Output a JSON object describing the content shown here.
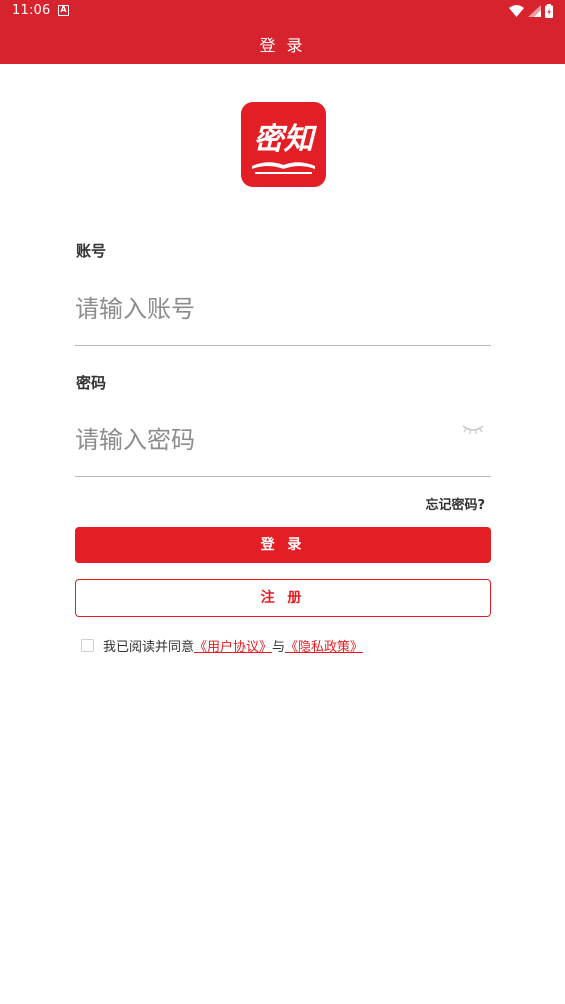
{
  "status_bar": {
    "time": "11:06",
    "notification_glyph": "A"
  },
  "header": {
    "title": "登 录"
  },
  "logo": {
    "text": "密知",
    "color": "#e31e24"
  },
  "account": {
    "label": "账号",
    "placeholder": "请输入账号"
  },
  "password": {
    "label": "密码",
    "placeholder": "请输入密码"
  },
  "forgot_password": "忘记密码?",
  "buttons": {
    "login": "登 录",
    "register": "注 册"
  },
  "agreement": {
    "prefix": "我已阅读并同意",
    "user_agreement": "《用户协议》",
    "conjunction": "与",
    "privacy_policy": "《隐私政策》"
  },
  "colors": {
    "header_bg": "#d7232e",
    "accent": "#e31e24"
  }
}
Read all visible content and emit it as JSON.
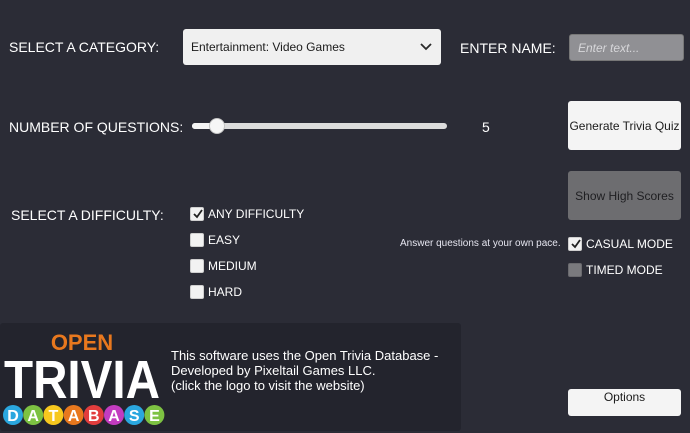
{
  "category": {
    "label": "SELECT A CATEGORY:",
    "selected": "Entertainment: Video Games"
  },
  "name": {
    "label": "ENTER NAME:",
    "placeholder": "Enter text...",
    "value": ""
  },
  "questions": {
    "label": "NUMBER OF QUESTIONS:",
    "value": "5",
    "slider_fraction": 0.1
  },
  "buttons": {
    "generate": "Generate Trivia Quiz",
    "high_scores": "Show High Scores",
    "options": "Options"
  },
  "difficulty": {
    "label": "SELECT A DIFFICULTY:",
    "options": [
      {
        "label": "ANY DIFFICULTY",
        "checked": true
      },
      {
        "label": "EASY",
        "checked": false
      },
      {
        "label": "MEDIUM",
        "checked": false
      },
      {
        "label": "HARD",
        "checked": false
      }
    ]
  },
  "mode": {
    "tooltip": "Answer questions at your own pace.",
    "casual": {
      "label": "CASUAL MODE",
      "checked": true
    },
    "timed": {
      "label": "TIMED MODE",
      "checked": false
    }
  },
  "info": {
    "lines": [
      "This software uses the Open Trivia Database -",
      "Developed by Pixeltail Games LLC.",
      "(click the logo to visit the website)"
    ]
  },
  "logo": {
    "top": "OPEN",
    "middle": "TRIVIA",
    "bottom": [
      "D",
      "A",
      "T",
      "A",
      "B",
      "A",
      "S",
      "E"
    ],
    "colors": {
      "open": "#e8781e",
      "trivia": "#ffffff",
      "bottom": [
        "#2aa7df",
        "#7dc242",
        "#f7c81e",
        "#e8781e",
        "#e23d3d",
        "#c33cc0",
        "#2aa7df",
        "#7dc242"
      ]
    }
  },
  "colors": {
    "background": "#2b2c36",
    "panel": "#23242d",
    "button": "#f4f4f4",
    "button_disabled": "#6d6d70"
  }
}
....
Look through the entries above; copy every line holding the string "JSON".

### Solution:
Output a JSON object describing the content shown here.
Read all visible content and emit it as JSON.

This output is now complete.